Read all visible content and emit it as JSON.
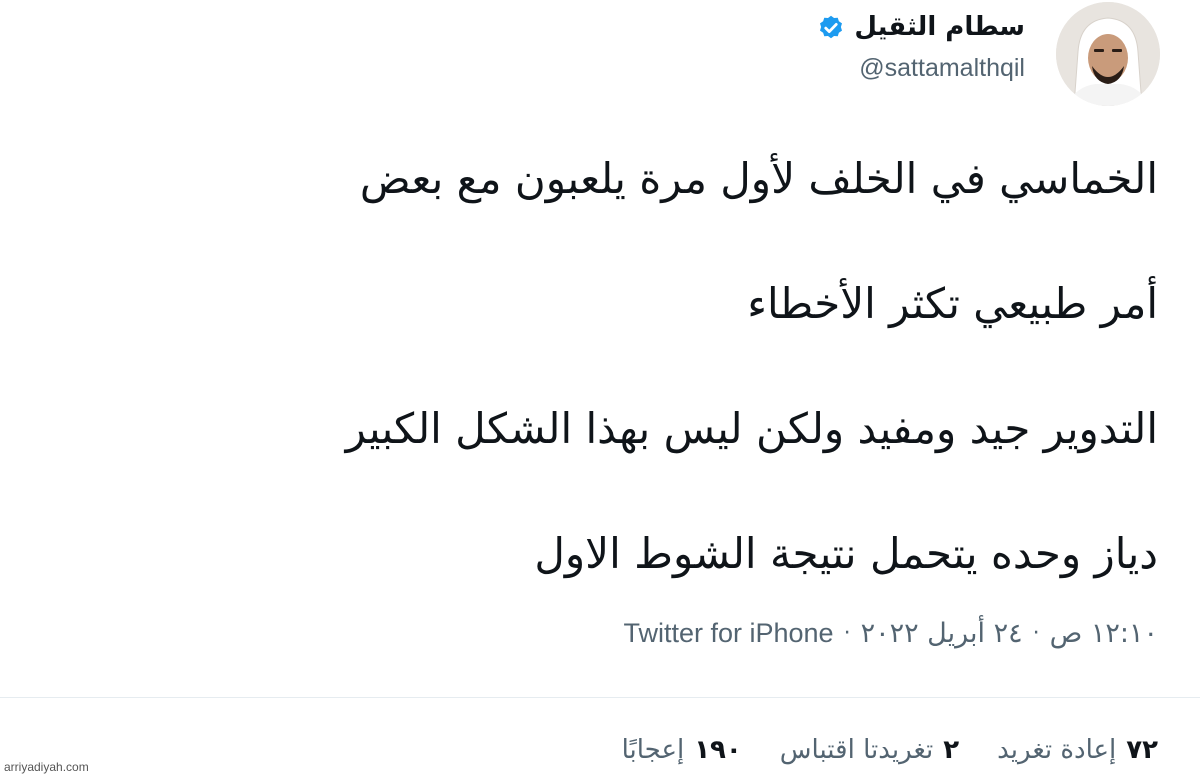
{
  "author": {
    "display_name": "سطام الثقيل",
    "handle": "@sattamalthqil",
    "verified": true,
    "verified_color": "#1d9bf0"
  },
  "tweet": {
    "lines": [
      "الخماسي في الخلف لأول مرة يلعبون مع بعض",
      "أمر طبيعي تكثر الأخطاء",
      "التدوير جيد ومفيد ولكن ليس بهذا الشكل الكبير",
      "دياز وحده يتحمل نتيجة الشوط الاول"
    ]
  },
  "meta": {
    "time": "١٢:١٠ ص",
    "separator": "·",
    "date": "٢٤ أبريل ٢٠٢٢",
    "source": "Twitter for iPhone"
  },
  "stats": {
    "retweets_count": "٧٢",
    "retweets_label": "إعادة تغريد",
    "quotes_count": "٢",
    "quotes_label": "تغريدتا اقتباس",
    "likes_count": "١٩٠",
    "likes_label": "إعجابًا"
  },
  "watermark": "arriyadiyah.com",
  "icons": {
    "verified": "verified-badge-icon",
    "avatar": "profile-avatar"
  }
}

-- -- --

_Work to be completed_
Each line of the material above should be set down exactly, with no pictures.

_Response below_
Read all visible content and emit it as JSON.
{
  "author": {
    "display_name": "سطام الثقيل",
    "handle": "@sattamalthqil",
    "verified": true,
    "verified_color": "#1d9bf0"
  },
  "tweet": {
    "lines": [
      "الخماسي في الخلف لأول مرة يلعبون مع بعض",
      "أمر طبيعي تكثر الأخطاء",
      "التدوير جيد ومفيد ولكن ليس بهذا الشكل الكبير",
      "دياز وحده يتحمل نتيجة الشوط الاول"
    ]
  },
  "meta": {
    "time": "١٢:١٠ ص",
    "separator": "·",
    "date": "٢٤ أبريل ٢٠٢٢",
    "source": "Twitter for iPhone"
  },
  "stats": {
    "retweets_count": "٧٢",
    "retweets_label": "إعادة تغريد",
    "quotes_count": "٢",
    "quotes_label": "تغريدتا اقتباس",
    "likes_count": "١٩٠",
    "likes_label": "إعجابًا"
  },
  "watermark": "arriyadiyah.com",
  "icons": {
    "verified": "verified-badge-icon",
    "avatar": "profile-avatar"
  }
}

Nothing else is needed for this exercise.